[What you are asked to do] Look through the lines below, find those with the word "reading", and copy them.

[Data about app and page elements]
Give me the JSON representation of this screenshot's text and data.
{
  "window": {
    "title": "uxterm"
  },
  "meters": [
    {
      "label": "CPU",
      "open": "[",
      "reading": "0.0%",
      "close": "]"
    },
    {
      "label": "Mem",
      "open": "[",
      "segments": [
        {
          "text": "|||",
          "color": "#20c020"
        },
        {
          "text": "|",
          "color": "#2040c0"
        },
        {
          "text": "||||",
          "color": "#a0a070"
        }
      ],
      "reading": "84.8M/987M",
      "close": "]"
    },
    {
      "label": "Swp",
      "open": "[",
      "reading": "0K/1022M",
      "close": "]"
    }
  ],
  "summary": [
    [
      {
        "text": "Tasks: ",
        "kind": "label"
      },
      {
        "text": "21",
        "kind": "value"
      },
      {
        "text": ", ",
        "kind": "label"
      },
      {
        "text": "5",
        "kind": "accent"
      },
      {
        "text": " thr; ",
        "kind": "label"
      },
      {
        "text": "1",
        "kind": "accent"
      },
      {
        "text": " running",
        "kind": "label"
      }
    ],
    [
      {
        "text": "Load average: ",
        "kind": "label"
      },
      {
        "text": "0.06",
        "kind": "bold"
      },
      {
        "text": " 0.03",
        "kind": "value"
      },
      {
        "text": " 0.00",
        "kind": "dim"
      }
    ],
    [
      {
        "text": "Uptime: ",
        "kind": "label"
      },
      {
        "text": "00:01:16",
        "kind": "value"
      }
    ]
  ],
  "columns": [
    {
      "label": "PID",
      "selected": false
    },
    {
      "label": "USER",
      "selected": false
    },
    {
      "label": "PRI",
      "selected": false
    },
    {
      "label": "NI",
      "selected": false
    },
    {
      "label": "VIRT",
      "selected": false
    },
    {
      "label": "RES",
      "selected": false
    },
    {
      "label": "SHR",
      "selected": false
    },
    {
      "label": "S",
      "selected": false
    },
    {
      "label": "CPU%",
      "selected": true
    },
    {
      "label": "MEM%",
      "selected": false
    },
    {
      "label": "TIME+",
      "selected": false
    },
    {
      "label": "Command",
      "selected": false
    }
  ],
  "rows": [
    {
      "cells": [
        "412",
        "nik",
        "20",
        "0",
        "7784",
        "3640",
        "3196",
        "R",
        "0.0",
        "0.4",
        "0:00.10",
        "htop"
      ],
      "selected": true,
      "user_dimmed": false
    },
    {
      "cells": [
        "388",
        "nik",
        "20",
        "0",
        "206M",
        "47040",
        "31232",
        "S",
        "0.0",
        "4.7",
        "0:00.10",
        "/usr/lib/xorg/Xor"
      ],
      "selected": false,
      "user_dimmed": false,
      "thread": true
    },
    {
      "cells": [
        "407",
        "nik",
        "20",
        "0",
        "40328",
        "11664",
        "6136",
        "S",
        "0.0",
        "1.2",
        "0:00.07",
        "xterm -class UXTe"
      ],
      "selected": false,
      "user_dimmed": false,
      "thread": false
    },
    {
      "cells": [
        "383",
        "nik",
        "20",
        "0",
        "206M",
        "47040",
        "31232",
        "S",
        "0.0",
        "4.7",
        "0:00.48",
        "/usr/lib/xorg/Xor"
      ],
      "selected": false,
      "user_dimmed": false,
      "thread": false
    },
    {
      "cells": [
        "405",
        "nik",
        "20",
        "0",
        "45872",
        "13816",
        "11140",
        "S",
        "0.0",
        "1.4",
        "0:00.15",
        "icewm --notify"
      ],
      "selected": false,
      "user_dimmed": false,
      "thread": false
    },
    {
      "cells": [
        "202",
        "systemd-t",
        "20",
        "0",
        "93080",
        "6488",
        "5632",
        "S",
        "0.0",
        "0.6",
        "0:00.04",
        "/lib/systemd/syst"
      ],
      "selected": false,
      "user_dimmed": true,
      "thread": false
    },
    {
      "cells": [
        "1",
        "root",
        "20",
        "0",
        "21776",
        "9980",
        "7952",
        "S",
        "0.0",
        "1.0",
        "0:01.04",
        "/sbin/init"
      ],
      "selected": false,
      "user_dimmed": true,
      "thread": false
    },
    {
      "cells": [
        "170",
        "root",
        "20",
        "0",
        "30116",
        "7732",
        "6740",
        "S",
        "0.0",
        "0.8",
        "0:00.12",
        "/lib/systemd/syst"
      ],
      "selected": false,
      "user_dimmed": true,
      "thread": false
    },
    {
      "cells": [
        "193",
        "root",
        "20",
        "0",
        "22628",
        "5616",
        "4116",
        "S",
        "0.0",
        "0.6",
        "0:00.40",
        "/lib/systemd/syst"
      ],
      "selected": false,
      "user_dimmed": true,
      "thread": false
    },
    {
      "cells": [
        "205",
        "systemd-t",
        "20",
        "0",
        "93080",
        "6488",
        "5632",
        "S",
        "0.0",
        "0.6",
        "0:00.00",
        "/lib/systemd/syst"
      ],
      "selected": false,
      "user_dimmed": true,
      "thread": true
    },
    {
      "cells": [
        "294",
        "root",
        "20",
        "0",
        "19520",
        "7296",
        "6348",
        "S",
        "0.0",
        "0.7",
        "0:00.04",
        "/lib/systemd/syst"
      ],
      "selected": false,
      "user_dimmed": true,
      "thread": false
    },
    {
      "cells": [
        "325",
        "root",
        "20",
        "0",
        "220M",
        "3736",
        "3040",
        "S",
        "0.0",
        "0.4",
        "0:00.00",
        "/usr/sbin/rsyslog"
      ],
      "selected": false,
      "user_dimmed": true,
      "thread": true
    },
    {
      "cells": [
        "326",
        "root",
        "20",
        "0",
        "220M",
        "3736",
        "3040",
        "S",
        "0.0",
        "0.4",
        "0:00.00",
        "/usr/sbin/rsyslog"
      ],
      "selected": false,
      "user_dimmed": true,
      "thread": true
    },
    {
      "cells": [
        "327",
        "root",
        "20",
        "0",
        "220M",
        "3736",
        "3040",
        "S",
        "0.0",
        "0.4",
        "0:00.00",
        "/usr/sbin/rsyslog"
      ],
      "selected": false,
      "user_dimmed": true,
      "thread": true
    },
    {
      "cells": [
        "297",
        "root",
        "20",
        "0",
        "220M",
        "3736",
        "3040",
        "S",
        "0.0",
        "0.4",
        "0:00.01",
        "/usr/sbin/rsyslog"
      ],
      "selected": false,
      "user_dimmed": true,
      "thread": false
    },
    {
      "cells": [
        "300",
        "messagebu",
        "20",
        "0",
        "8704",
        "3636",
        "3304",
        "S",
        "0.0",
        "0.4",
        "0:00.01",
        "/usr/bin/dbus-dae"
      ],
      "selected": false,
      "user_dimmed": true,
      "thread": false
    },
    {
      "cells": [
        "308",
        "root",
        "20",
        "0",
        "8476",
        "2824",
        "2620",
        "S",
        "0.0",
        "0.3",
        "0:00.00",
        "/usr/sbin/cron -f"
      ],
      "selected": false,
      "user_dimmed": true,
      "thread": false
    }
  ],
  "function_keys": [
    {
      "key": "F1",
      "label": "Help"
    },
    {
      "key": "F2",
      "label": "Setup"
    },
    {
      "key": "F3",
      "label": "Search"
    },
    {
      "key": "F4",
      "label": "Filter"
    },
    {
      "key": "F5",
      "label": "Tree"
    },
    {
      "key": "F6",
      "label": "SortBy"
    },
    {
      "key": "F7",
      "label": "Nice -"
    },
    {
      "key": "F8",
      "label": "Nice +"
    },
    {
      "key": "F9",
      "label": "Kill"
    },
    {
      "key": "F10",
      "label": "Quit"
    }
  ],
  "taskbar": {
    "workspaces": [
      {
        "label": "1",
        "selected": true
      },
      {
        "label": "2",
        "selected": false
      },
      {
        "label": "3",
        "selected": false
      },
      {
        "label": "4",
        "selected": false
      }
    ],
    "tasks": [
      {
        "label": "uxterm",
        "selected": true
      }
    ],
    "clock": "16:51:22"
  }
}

[Exercise output]
      "reading": "0.0%",
      "reading": "84.8M/987M",
      "reading": "0K/1022M",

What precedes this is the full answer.